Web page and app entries
----

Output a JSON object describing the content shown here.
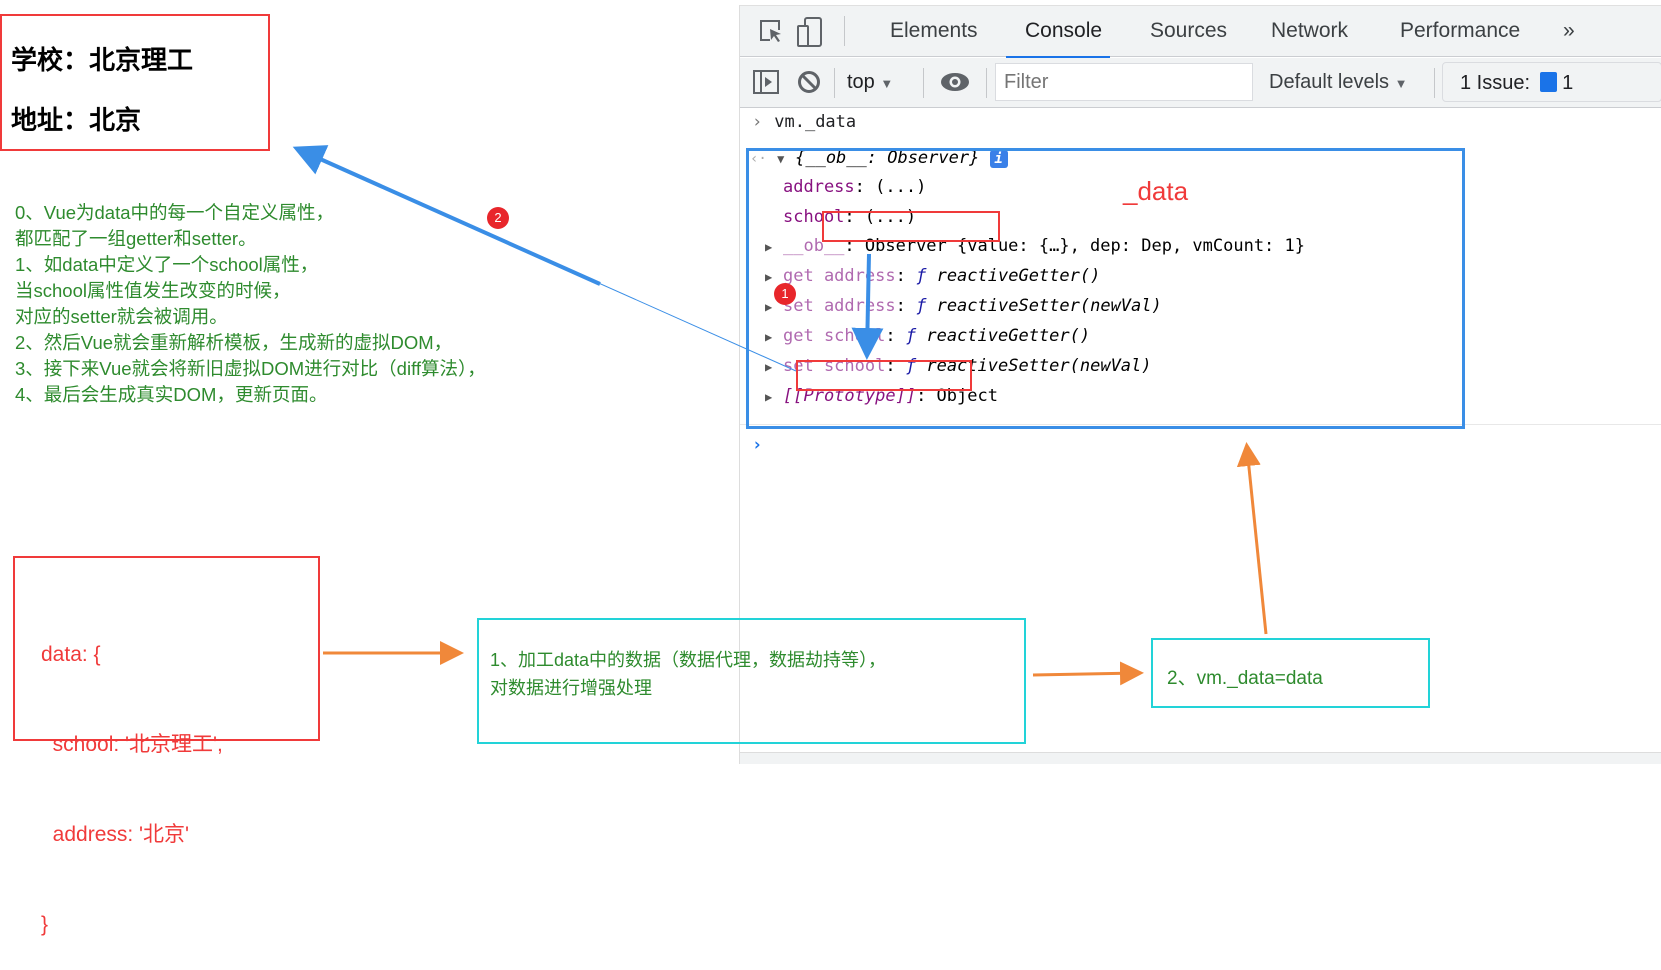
{
  "page": {
    "school_label": "学校：北京理工",
    "address_label": "地址：北京"
  },
  "notes": [
    "0、Vue为data中的每一个自定义属性，",
    "都匹配了一组getter和setter。",
    "1、如data中定义了一个school属性，",
    "当school属性值发生改变的时候，",
    "对应的setter就会被调用。",
    "2、然后Vue就会重新解析模板，生成新的虚拟DOM，",
    "3、接下来Vue就会将新旧虚拟DOM进行对比（diff算法），",
    "4、最后会生成真实DOM，更新页面。"
  ],
  "devtools": {
    "tabs": [
      "Elements",
      "Console",
      "Sources",
      "Network",
      "Performance"
    ],
    "active_tab": "Console",
    "more": "»",
    "context": "top",
    "filter_placeholder": "Filter",
    "levels": "Default levels",
    "issues_label": "1 Issue:",
    "issues_count": "1"
  },
  "console": {
    "command": "vm._data",
    "object_header": "{__ob__: Observer}",
    "rows": [
      {
        "key": "address",
        "value": ": (...)"
      },
      {
        "key": "school",
        "value": ": (...)"
      },
      {
        "key": "__ob__",
        "value": ": Observer {value: {…}, dep: Dep, vmCount: 1}"
      },
      {
        "key": "get address",
        "value": "reactiveGetter()"
      },
      {
        "key": "set address",
        "value": "reactiveSetter(newVal)"
      },
      {
        "key": "get school",
        "value": "reactiveGetter()"
      },
      {
        "key": "set school",
        "value": "reactiveSetter(newVal)"
      },
      {
        "key": "[[Prototype]]",
        "value": ": Object"
      }
    ],
    "f": "ƒ"
  },
  "annotations": {
    "data_label": "_data",
    "badge1": "1",
    "badge2": "2",
    "data_code": [
      "data: {",
      "  school: '北京理工',",
      "  address: '北京'",
      "}"
    ],
    "step1": [
      "1、加工data中的数据（数据代理，数据劫持等），",
      "对数据进行增强处理"
    ],
    "step2": "2、vm._data=data"
  },
  "colors": {
    "annotation_red": "#f03a3a",
    "annotation_blue": "#3a8ee6",
    "annotation_cyan": "#22d3d8",
    "arrow_orange": "#f0883a",
    "note_green": "#2e8b2e",
    "tab_active": "#1a73e8"
  }
}
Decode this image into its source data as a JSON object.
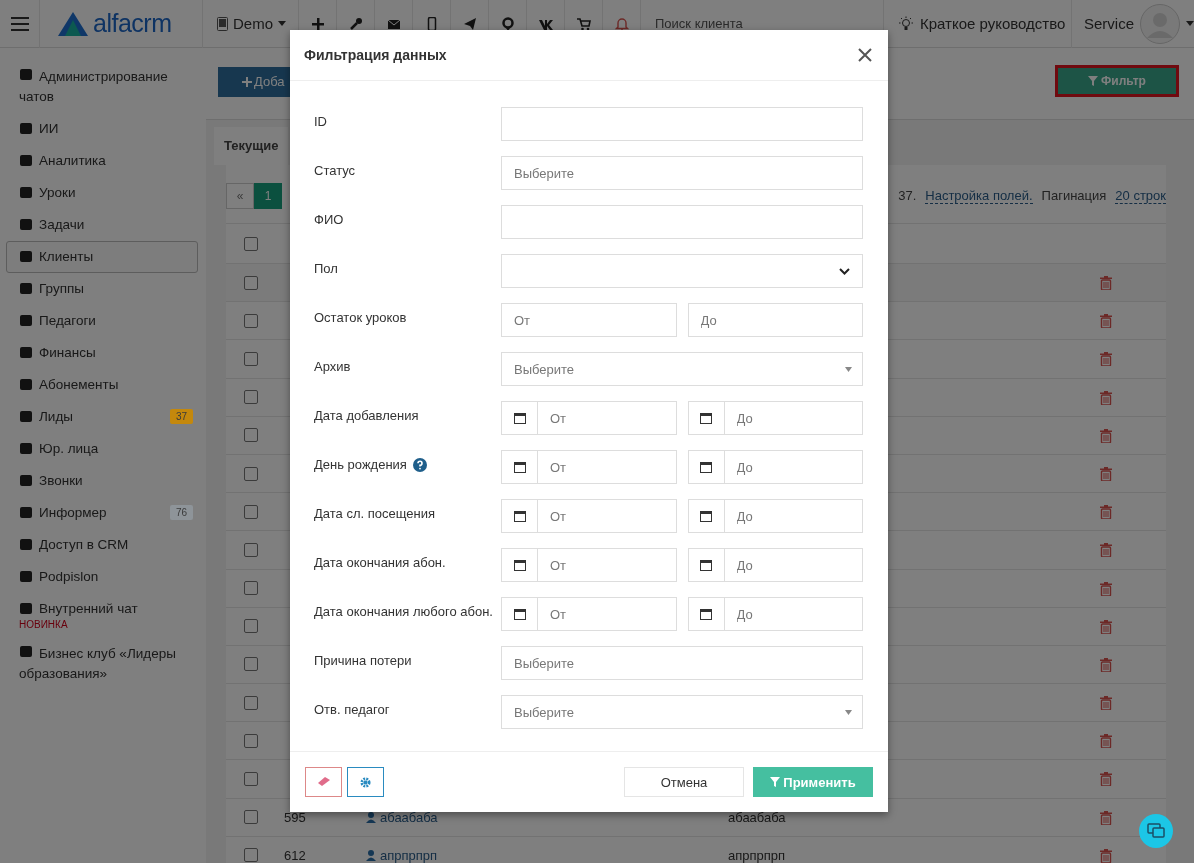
{
  "topbar": {
    "logo": "alfacrm",
    "branch": "Demo",
    "search": {
      "placeholder": "Поиск клиента"
    },
    "guide": "Краткое руководство",
    "user": "Service"
  },
  "sidebar": {
    "items": [
      {
        "label": "Администрирование чатов",
        "selected": false
      },
      {
        "label": "ИИ",
        "selected": false
      },
      {
        "label": "Аналитика",
        "selected": false
      },
      {
        "label": "Уроки",
        "selected": false
      },
      {
        "label": "Задачи",
        "selected": false
      },
      {
        "label": "Клиенты",
        "selected": true
      },
      {
        "label": "Группы",
        "selected": false
      },
      {
        "label": "Педагоги",
        "selected": false
      },
      {
        "label": "Финансы",
        "selected": false
      },
      {
        "label": "Абонементы",
        "selected": false
      },
      {
        "label": "Лиды",
        "selected": false,
        "badge": "37",
        "color": "#c4880c"
      },
      {
        "label": "Юр. лица",
        "selected": false
      },
      {
        "label": "Звонки",
        "selected": false
      },
      {
        "label": "Информер",
        "selected": false,
        "badge": "76",
        "color": "#8e9499"
      },
      {
        "label": "Доступ в CRM",
        "selected": false
      },
      {
        "label": "Podpislon",
        "selected": false
      },
      {
        "label": "Внутренний чат",
        "selected": false,
        "note": "НОВИНКА"
      },
      {
        "label": "Бизнес клуб «Лидеры образования»",
        "selected": false
      }
    ]
  },
  "toolbar": {
    "add_button": "Доба",
    "filter_button": {
      "label": "Фильтр",
      "highlighted": true
    }
  },
  "tabs": [
    {
      "label": "Текущие",
      "selected": true
    }
  ],
  "pagination": {
    "prev": "«",
    "pages": [
      {
        "label": "1",
        "selected": true
      }
    ],
    "count_tail": "37.",
    "fields_link": "Настройка полей.",
    "per_page_label": "Пагинация",
    "per_page": "20 строк"
  },
  "table": {
    "header_checked": false,
    "rows": [
      {
        "checked": false
      },
      {
        "checked": false
      },
      {
        "checked": false
      },
      {
        "checked": false
      },
      {
        "checked": false
      },
      {
        "checked": false
      },
      {
        "checked": false
      },
      {
        "checked": false
      },
      {
        "checked": false
      },
      {
        "checked": false
      },
      {
        "checked": false
      },
      {
        "checked": false
      },
      {
        "checked": false
      },
      {
        "checked": false
      },
      {
        "column_1": "595",
        "name": "абаабаба",
        "column_3": "абаабаба",
        "checked": false
      },
      {
        "column_1": "612",
        "name": "апрпрпрп",
        "column_3": "апрпрпрп",
        "checked": false
      }
    ]
  },
  "filter_modal": {
    "title": "Фильтрация данных",
    "fields": [
      {
        "label": "ID",
        "kind": "text"
      },
      {
        "label": "Статус",
        "kind": "select",
        "placeholder": "Выберите"
      },
      {
        "label": "ФИО",
        "kind": "text"
      },
      {
        "label": "Пол",
        "kind": "native-select"
      },
      {
        "label": "Остаток уроков",
        "kind": "range",
        "from": {
          "placeholder": "От"
        },
        "to": {
          "placeholder": "До"
        }
      },
      {
        "label": "Архив",
        "kind": "dropdown",
        "placeholder": "Выберите"
      },
      {
        "label": "Дата добавления",
        "kind": "date-range",
        "from": {
          "placeholder": "От"
        },
        "to": {
          "placeholder": "До"
        }
      },
      {
        "label": "День рождения",
        "kind": "date-range",
        "from": {
          "placeholder": "От"
        },
        "to": {
          "placeholder": "До"
        },
        "help": true
      },
      {
        "label": "Дата сл. посещения",
        "kind": "date-range",
        "from": {
          "placeholder": "От"
        },
        "to": {
          "placeholder": "До"
        }
      },
      {
        "label": "Дата окончания абон.",
        "kind": "date-range",
        "from": {
          "placeholder": "От"
        },
        "to": {
          "placeholder": "До"
        }
      },
      {
        "label": "Дата окончания любого абон.",
        "kind": "date-range",
        "from": {
          "placeholder": "От"
        },
        "to": {
          "placeholder": "До"
        }
      },
      {
        "label": "Причина потери",
        "kind": "select",
        "placeholder": "Выберите"
      },
      {
        "label": "Отв. педагог",
        "kind": "dropdown",
        "placeholder": "Выберите"
      }
    ],
    "cancel": "Отмена",
    "apply": "Применить"
  }
}
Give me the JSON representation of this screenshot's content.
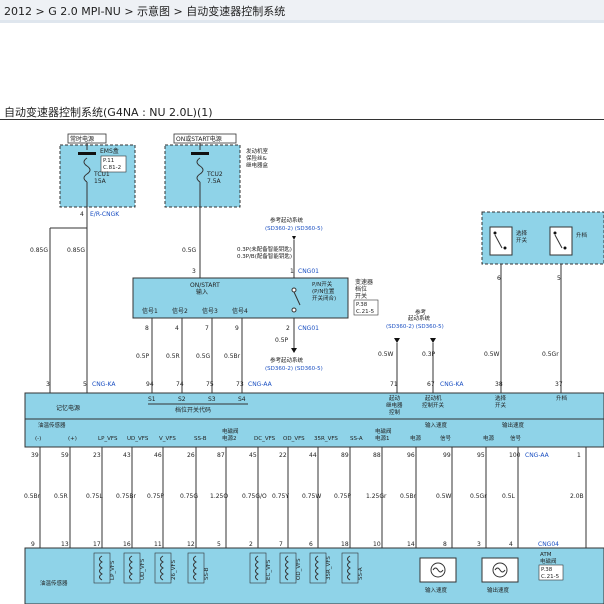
{
  "breadcrumb": "2012 > G 2.0 MPI-NU > 示意图 > 自动变速器控制系统",
  "diagram_title": "自动变速器控制系统(G4NA : NU 2.0L)(1)",
  "power": {
    "constant": "常时电源",
    "on_start": "ON或START电源",
    "ems_box": "EMS盒",
    "ems_ref": [
      "P.11",
      "C.81-2"
    ],
    "engine_box": [
      "发动机室",
      "保险丝&",
      "继电器盒"
    ],
    "fuse1": [
      "TCU1",
      "15A"
    ],
    "fuse2": [
      "TCU2",
      "7.5A"
    ],
    "ercngk": "E/R-CNGK"
  },
  "ref_start": [
    "参考起动系统",
    "(SD360-2) (SD360-5)"
  ],
  "ref_start2": [
    "参考起动系统",
    "(SD360-2) (SD360-5)"
  ],
  "ref_start3": [
    "参考",
    "起动系统",
    "(SD360-2) (SD360-5)"
  ],
  "notes": [
    "0.3P(未配备智能钥匙)",
    "0.3P/B(配备智能钥匙)"
  ],
  "inhibitor": {
    "label": [
      "ON/START",
      "输入"
    ],
    "name": [
      "变速器",
      "档位",
      "开关"
    ],
    "ref": [
      "P.38",
      "C.21-5"
    ],
    "pn": [
      "P/N开关",
      "(P/N位置",
      "开关闭合)"
    ],
    "signals": [
      "信号1",
      "信号2",
      "信号3",
      "信号4"
    ]
  },
  "shift": {
    "select": [
      "选择",
      "开关"
    ],
    "up": "升档"
  },
  "connectors": {
    "cng01": "CNG01",
    "cngka": "CNG-KA",
    "cngaa": "CNG-AA",
    "cng04": "CNG04"
  },
  "wires_top": {
    "w1": "0.85G",
    "w2": "0.85G",
    "w3": "0.5G",
    "w4": "0.5P",
    "s1": "0.5P",
    "s2": "0.5R",
    "s3": "0.5G",
    "s4": "0.5Br",
    "r1": "0.5W",
    "r2": "0.3P",
    "r3": "0.5W",
    "r4": "0.5Gr"
  },
  "pins_small": {
    "p4": "4",
    "p3": "3",
    "p1": "1",
    "p2": "2",
    "p8": "8",
    "p4b": "4",
    "p7": "7",
    "p9": "9",
    "p6": "6",
    "p5": "5"
  },
  "ecm_pins_top": [
    "3",
    "5",
    "94",
    "74",
    "75",
    "73",
    "71",
    "67",
    "38",
    "37"
  ],
  "ecm_labels_top": {
    "memory": "记忆电源",
    "s": [
      "S1",
      "S2",
      "S3",
      "S4"
    ],
    "code": "档位开关代码",
    "relay": [
      "起动",
      "继电器",
      "控制"
    ],
    "starter": [
      "起动机",
      "控制开关"
    ],
    "select": [
      "选择",
      "开关"
    ],
    "upshift": "升档"
  },
  "ecm_labels_bottom": {
    "oil_temp": "油温传感器",
    "minus": "(-)",
    "plus": "(+)",
    "vfs": [
      "LP_VFS",
      "UD_VFS",
      "V_VFS",
      "SS-B",
      "电磁阀",
      "电源2",
      "DC_VFS",
      "OD_VFS",
      "35R_VFS",
      "SS-A",
      "电磁阀",
      "电源1"
    ],
    "in_speed": "输入速度",
    "out_speed": "输出速度",
    "power": "电源",
    "signal": "信号"
  },
  "ecm_pins_bottom": [
    "39",
    "59",
    "23",
    "43",
    "46",
    "26",
    "87",
    "45",
    "22",
    "44",
    "89",
    "88",
    "96",
    "99",
    "95",
    "100",
    "1"
  ],
  "wires_bottom": [
    "0.5Br",
    "0.5R",
    "0.75L",
    "0.75Br",
    "0.75P",
    "0.75G",
    "1.25O",
    "0.75G/O",
    "0.75Y",
    "0.75W",
    "0.75P",
    "1.25Gr",
    "0.5Br",
    "0.5W",
    "0.5Gr",
    "0.5L",
    "2.0B"
  ],
  "atm_pins": [
    "9",
    "13",
    "17",
    "16",
    "11",
    "12",
    "5",
    "2",
    "7",
    "6",
    "18",
    "10",
    "14",
    "8",
    "3",
    "4"
  ],
  "atm": {
    "name": [
      "ATM",
      "电磁阀"
    ],
    "ref": [
      "P.38",
      "C.21-5"
    ],
    "oil_temp": "油温传感器",
    "solenoids": [
      "LP_VFS",
      "UD_VFS",
      "26_VFS",
      "SS-B",
      "EC_VFS",
      "OD_VFS",
      "35R_VFS",
      "SS-A"
    ],
    "in_speed": "输入速度",
    "out_speed": "输出速度"
  }
}
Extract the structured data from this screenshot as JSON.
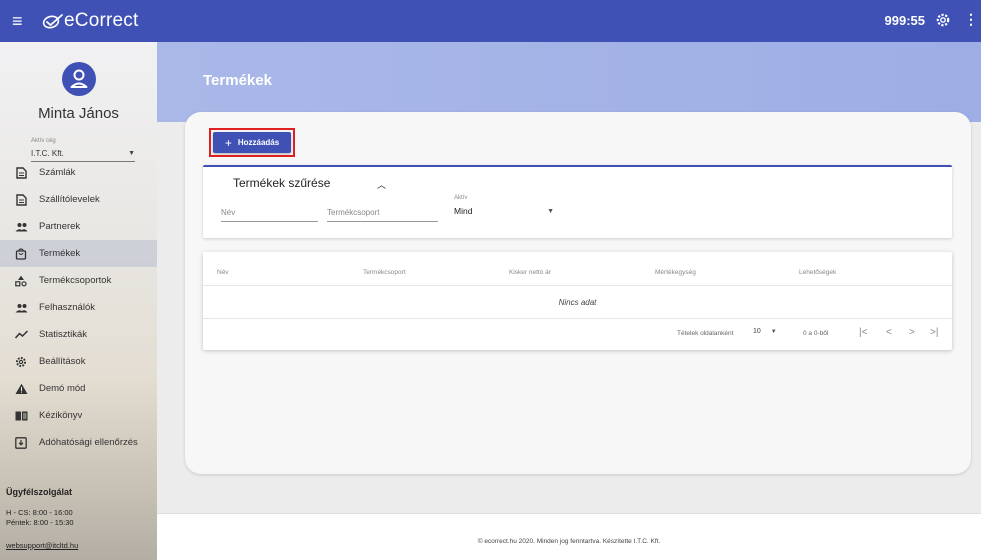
{
  "header": {
    "menu_icon": "hamburger-icon",
    "logo_icon": "ecorrect-logo-icon",
    "app_name": "eCorrect",
    "timer": "999:55",
    "settings_icon": "gear-icon",
    "more_icon": "more-vertical-icon"
  },
  "sidebar": {
    "user_name": "Minta János",
    "company_label": "Aktív cég",
    "company_value": "I.T.C. Kft.",
    "items": [
      {
        "label": "Számlák",
        "icon": "document-icon"
      },
      {
        "label": "Szállítólevelek",
        "icon": "document-icon"
      },
      {
        "label": "Partnerek",
        "icon": "people-icon"
      },
      {
        "label": "Termékek",
        "icon": "bag-icon",
        "active": true
      },
      {
        "label": "Termékcsoportok",
        "icon": "category-icon"
      },
      {
        "label": "Felhasználók",
        "icon": "people-icon"
      },
      {
        "label": "Statisztikák",
        "icon": "trend-icon"
      },
      {
        "label": "Beállítások",
        "icon": "gear-icon"
      },
      {
        "label": "Demó mód",
        "icon": "warning-icon"
      },
      {
        "label": "Kézikönyv",
        "icon": "book-icon"
      },
      {
        "label": "Adóhatósági ellenőrzés",
        "icon": "inbox-icon"
      }
    ],
    "support": {
      "title": "Ügyfélszolgálat",
      "hours_1": "H - CS: 8:00 - 16:00",
      "hours_2": "Péntek: 8:00 - 15:30",
      "email": "websupport@itcltd.hu"
    }
  },
  "main": {
    "title": "Termékek",
    "add_button": "Hozzáadás",
    "filter": {
      "title": "Termékek szűrése",
      "name_placeholder": "Név",
      "group_placeholder": "Termékcsoport",
      "active_label": "Aktív",
      "active_value": "Mind"
    },
    "table": {
      "columns": [
        "Név",
        "Termékcsoport",
        "Kisker nettó ár",
        "Mértékegység",
        "Lehetőségek"
      ],
      "empty_message": "Nincs adat",
      "rows_per_page_label": "Tételek oldalanként",
      "rows_per_page": "10",
      "range": "0 a 0-ből"
    }
  },
  "footer": {
    "text": "© ecorrect.hu 2020. Minden jog fenntartva. Készítette I.T.C. Kft."
  },
  "colors": {
    "primary": "#3f51b5",
    "highlight_border": "#e02020",
    "band": "#a5b4e6"
  }
}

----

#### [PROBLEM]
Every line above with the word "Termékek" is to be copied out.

#### [RESPONSE BELOW]
        "label": "Termékek",
    "title": "Termékek",
      "title": "Termékek szűrése",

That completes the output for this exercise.